The 2012 St. Thomas of Villanova Lecture, “The Neediest Among Us: U.S. Health Care, The Poor and the Uninsured,” will be held Thursday, Sept. 20 at 7:00 p.m. in the Villanova Room in the Connelly Center, located on Villanova’s main campus. The event is free and open to the public.
Prior to joining “The NewsHour” in 1998, Dentzer was chief economics correspondent and economics columnist for U.S. News & World Report, where she reported extensively on the debate over reforming and partially "privatizing" Social Security and over such health policy issues as regulation of managed care. She previously worked as a writer for Newsweek as well as a commentator for CNN and The McLaughlin Group. Her work at “The NewsHour” has earned Dentzer several awards and honors, as well as fellowships at Harvard University and with the U.S.-Japan Leadership Program.
Dentzer is a member of the Council of Foreign Relations and holds a position on the Board of Directors of the International Rescue Committee, the nonprofit organization that works in relief, rehabilitation, protection, post-conflict development and resettlement services for those uprooted or affected by violent conflict and oppression worldwide.

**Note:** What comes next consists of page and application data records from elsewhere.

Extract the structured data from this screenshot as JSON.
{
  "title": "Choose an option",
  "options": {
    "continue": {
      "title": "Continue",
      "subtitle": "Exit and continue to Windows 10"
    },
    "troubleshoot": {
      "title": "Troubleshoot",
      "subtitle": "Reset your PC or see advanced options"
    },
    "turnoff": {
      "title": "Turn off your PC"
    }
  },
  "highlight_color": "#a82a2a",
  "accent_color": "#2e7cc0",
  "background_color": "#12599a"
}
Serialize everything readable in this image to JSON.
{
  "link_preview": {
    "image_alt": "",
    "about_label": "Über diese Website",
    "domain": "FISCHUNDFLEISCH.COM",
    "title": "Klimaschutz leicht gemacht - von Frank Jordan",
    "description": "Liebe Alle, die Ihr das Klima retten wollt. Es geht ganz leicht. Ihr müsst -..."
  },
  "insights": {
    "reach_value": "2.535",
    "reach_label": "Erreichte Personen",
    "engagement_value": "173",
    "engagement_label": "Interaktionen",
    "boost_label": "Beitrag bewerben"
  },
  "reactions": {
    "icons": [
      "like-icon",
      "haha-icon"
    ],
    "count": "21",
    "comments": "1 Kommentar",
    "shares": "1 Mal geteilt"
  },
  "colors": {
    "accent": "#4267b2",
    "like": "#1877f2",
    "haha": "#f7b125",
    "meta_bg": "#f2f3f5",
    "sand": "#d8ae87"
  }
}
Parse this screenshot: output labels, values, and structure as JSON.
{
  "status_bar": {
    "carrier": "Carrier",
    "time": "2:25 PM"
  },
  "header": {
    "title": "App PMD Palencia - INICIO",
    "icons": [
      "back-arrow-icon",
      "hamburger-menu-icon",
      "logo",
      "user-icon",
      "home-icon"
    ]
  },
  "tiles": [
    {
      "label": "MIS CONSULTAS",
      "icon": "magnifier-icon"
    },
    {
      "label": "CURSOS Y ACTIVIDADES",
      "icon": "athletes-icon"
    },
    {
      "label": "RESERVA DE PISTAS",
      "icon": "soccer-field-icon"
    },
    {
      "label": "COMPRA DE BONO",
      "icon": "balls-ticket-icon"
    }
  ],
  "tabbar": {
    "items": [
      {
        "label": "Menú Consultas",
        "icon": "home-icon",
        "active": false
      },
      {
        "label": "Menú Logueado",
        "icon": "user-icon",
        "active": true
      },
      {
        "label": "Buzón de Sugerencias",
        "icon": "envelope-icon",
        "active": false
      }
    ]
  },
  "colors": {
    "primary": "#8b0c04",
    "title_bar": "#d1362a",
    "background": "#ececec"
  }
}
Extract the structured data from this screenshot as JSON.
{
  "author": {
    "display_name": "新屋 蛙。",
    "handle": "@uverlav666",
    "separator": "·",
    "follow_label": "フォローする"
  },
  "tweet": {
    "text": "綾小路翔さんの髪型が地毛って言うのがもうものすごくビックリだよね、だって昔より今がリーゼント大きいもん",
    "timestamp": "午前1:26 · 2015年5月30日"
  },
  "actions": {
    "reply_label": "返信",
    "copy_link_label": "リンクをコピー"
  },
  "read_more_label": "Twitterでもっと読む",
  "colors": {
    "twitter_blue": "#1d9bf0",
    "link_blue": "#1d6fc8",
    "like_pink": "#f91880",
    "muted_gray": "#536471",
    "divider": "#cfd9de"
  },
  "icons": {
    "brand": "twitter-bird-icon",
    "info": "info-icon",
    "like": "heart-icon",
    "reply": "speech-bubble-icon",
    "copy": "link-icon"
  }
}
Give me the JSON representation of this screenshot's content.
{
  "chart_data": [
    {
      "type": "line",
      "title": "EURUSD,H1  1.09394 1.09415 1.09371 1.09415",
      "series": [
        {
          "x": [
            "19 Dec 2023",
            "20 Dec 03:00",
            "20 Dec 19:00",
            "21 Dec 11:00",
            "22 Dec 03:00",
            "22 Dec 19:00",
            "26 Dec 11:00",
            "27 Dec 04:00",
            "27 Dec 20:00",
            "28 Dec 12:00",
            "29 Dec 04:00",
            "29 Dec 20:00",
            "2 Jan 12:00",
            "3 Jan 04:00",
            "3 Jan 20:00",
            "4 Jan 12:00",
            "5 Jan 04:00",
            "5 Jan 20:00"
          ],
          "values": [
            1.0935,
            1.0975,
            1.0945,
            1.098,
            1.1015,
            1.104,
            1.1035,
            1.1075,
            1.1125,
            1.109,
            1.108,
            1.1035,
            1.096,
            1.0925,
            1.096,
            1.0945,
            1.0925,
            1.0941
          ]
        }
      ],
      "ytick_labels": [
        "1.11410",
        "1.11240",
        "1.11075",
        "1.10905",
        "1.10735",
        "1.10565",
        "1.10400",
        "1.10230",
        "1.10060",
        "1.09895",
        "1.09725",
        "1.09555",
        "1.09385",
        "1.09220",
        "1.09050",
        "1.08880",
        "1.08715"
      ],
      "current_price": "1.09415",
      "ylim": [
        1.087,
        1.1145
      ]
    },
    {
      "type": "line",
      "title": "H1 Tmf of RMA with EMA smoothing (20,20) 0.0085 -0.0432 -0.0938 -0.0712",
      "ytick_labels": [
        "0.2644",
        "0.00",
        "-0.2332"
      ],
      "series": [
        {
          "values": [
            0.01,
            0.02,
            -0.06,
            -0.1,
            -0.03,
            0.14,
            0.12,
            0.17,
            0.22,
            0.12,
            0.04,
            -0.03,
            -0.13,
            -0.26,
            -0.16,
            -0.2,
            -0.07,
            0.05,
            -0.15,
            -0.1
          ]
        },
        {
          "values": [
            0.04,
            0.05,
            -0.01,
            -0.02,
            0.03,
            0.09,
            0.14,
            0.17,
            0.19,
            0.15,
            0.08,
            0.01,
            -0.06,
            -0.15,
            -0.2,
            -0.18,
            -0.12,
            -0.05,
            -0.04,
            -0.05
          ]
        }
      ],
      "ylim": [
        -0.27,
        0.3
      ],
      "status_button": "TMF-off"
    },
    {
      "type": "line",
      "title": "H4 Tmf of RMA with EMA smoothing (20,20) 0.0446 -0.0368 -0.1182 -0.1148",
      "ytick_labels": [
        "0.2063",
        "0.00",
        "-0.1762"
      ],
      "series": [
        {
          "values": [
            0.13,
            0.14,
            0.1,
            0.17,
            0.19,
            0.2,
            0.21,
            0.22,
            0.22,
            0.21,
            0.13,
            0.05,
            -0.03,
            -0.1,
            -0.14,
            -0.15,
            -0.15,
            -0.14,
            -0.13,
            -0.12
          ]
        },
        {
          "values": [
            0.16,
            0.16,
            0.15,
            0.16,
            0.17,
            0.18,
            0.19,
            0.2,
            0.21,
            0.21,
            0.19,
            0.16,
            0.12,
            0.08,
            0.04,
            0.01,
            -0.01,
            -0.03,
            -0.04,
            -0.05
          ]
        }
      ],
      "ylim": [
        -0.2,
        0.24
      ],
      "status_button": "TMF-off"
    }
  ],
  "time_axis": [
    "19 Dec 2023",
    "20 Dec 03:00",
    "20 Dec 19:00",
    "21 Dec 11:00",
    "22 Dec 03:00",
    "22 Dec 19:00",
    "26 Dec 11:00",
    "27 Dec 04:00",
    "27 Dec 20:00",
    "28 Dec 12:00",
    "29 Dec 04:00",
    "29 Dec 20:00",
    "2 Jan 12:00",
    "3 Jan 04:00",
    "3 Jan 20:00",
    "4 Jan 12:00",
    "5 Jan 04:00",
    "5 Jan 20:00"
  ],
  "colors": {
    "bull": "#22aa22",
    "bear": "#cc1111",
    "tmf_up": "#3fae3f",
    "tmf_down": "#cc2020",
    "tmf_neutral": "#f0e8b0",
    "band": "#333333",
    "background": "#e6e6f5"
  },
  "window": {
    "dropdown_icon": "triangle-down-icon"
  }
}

About Villanova University: Since 1842, Villanova University’s Augustinian Catholic intellectual tradition has been the cornerstone of an academic community in which students learn to think critically, act compassionately and succeed while serving others. There are more than 10,000 undergraduate, graduate and law students in the University's five colleges – the College of Liberal Arts and Sciences, the Villanova School of Business, the College of Engineering, the College of Nursing and the Villanova University School of Law. As students grow intellectually, Villanova prepares them to become ethical leaders who create positive change everywhere life takes them.